The Uber files reveal how Uber broke the law and secretly lobbied world governments during its rise

The Uber files reveal how Uber broke the law and secretly lobbied world governments during its rise
An Uber office is shown in Redondo Beach, California, U.S., March 16, 2022. REUTERS/Mike Blake

According to more than 124,000 confidential documents leaked to The Guardian – known as the Uber files – tech giant Uber broke the law, tricked law enforcement, secretly lobbied governments around the world and even put its drivers in danger for the sake of its own corporate growth.

The files reveal a lot, and it’s worth checking out the full report, but here are some of the wildest things that the investigation shows:

  1. Uber executives met with and secretly lobbied now US President Joe Biden, now French President Emmanuel Macron, former Irish PM Enda Kenny, former Israeli PM Benjamin Netanyahu and former UK Chancellor George Osborne.
  2. Uber frequently broke laws and regulations to get the platform into cities around the world, which often led to backlash from local cab industries.
  3. Uber’s CEO at the time, Travis Kalanick, was in favor of sending Uber drivers to counterprotest taxi driver demonstrations despite the risk of violence, saying that “violence guarantee[s] success.”
  4. Those same executives acknowledged that they were doing illegal things, with one executive calling themselves “pirates.”

The files span from 2013 to 2017, and the company says they don’t represent where Uber is now.

Key comments:

“We’re just fucking illegal,” said one executive in the leaked messages, indicating that the executives knew fully what they were doing was illegal.

Responding to reports that Travis Kalanick had encouraged Uber drivers to attend counterprotests of demonstrations by taxi drivers in Paris, a spokesperson for Kalanick said he “never suggested that Uber should take advantage of violence at the expense of driver safety,” and that the suggestion he was involved in that was “completely false.”

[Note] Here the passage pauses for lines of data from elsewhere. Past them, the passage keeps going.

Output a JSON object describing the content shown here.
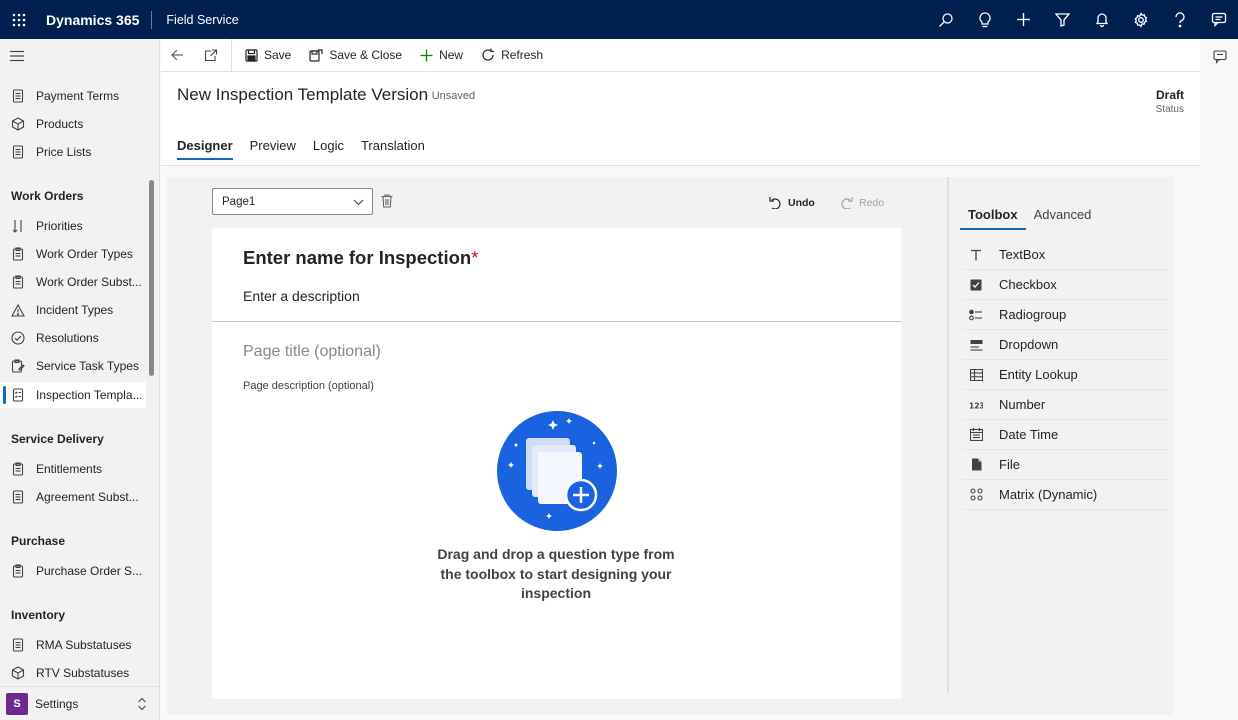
{
  "topbar": {
    "app_name": "Dynamics 365",
    "area_name": "Field Service",
    "icons": [
      "search-icon",
      "lightbulb-icon",
      "add-icon",
      "filter-icon",
      "bell-icon",
      "gear-icon",
      "help-icon",
      "chat-icon"
    ]
  },
  "sidebar": {
    "items_top": [
      {
        "label": "Payment Terms",
        "icon": "document-icon"
      },
      {
        "label": "Products",
        "icon": "box-icon"
      },
      {
        "label": "Price Lists",
        "icon": "document-icon"
      }
    ],
    "groups": [
      {
        "title": "Work Orders",
        "items": [
          {
            "label": "Priorities",
            "icon": "sort-icon"
          },
          {
            "label": "Work Order Types",
            "icon": "clipboard-icon"
          },
          {
            "label": "Work Order Subst...",
            "icon": "clipboard-icon"
          },
          {
            "label": "Incident Types",
            "icon": "warning-icon"
          },
          {
            "label": "Resolutions",
            "icon": "check-circle-icon"
          },
          {
            "label": "Service Task Types",
            "icon": "task-icon"
          },
          {
            "label": "Inspection Templa...",
            "icon": "checklist-icon"
          }
        ]
      },
      {
        "title": "Service Delivery",
        "items": [
          {
            "label": "Entitlements",
            "icon": "clipboard-icon"
          },
          {
            "label": "Agreement Subst...",
            "icon": "document-icon"
          }
        ]
      },
      {
        "title": "Purchase",
        "items": [
          {
            "label": "Purchase Order S...",
            "icon": "clipboard-icon"
          }
        ]
      },
      {
        "title": "Inventory",
        "items": [
          {
            "label": "RMA Substatuses",
            "icon": "document-icon"
          },
          {
            "label": "RTV Substatuses",
            "icon": "box-icon"
          }
        ]
      }
    ],
    "area_switcher": {
      "badge": "S",
      "label": "Settings"
    }
  },
  "commandbar": {
    "save": "Save",
    "save_close": "Save & Close",
    "new": "New",
    "refresh": "Refresh"
  },
  "header": {
    "title": "New Inspection Template Version",
    "unsaved": "- Unsaved",
    "status_value": "Draft",
    "status_label": "Status",
    "tabs": [
      "Designer",
      "Preview",
      "Logic",
      "Translation"
    ]
  },
  "designer": {
    "page_select": "Page1",
    "undo": "Undo",
    "redo": "Redo",
    "inspection_name": "Enter name for Inspection",
    "required_mark": "*",
    "inspection_description": "Enter a description",
    "page_title_placeholder": "Page title (optional)",
    "page_description_placeholder": "Page description (optional)",
    "empty_message": "Drag and drop a question type from the toolbox to start designing your inspection"
  },
  "toolbox": {
    "tabs": [
      "Toolbox",
      "Advanced"
    ],
    "items": [
      {
        "label": "TextBox",
        "icon": "text-icon"
      },
      {
        "label": "Checkbox",
        "icon": "checkbox-icon"
      },
      {
        "label": "Radiogroup",
        "icon": "radiogroup-icon"
      },
      {
        "label": "Dropdown",
        "icon": "dropdown-icon"
      },
      {
        "label": "Entity Lookup",
        "icon": "table-icon"
      },
      {
        "label": "Number",
        "icon": "number-icon"
      },
      {
        "label": "Date Time",
        "icon": "calendar-icon"
      },
      {
        "label": "File",
        "icon": "file-icon"
      },
      {
        "label": "Matrix (Dynamic)",
        "icon": "matrix-icon"
      }
    ]
  },
  "colors": {
    "topbar": "#002050",
    "accent": "#0f6cbd",
    "required": "#c50f1f",
    "illustration": "#1a62e0"
  }
}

“We have not and will not make excuses for past behaviour that is clearly not in line with our present values,” read a statement released by Uber responding to the leak. “Instead, we ask the public to judge us by what we’ve done over the last five years and what we will do in the years to come.”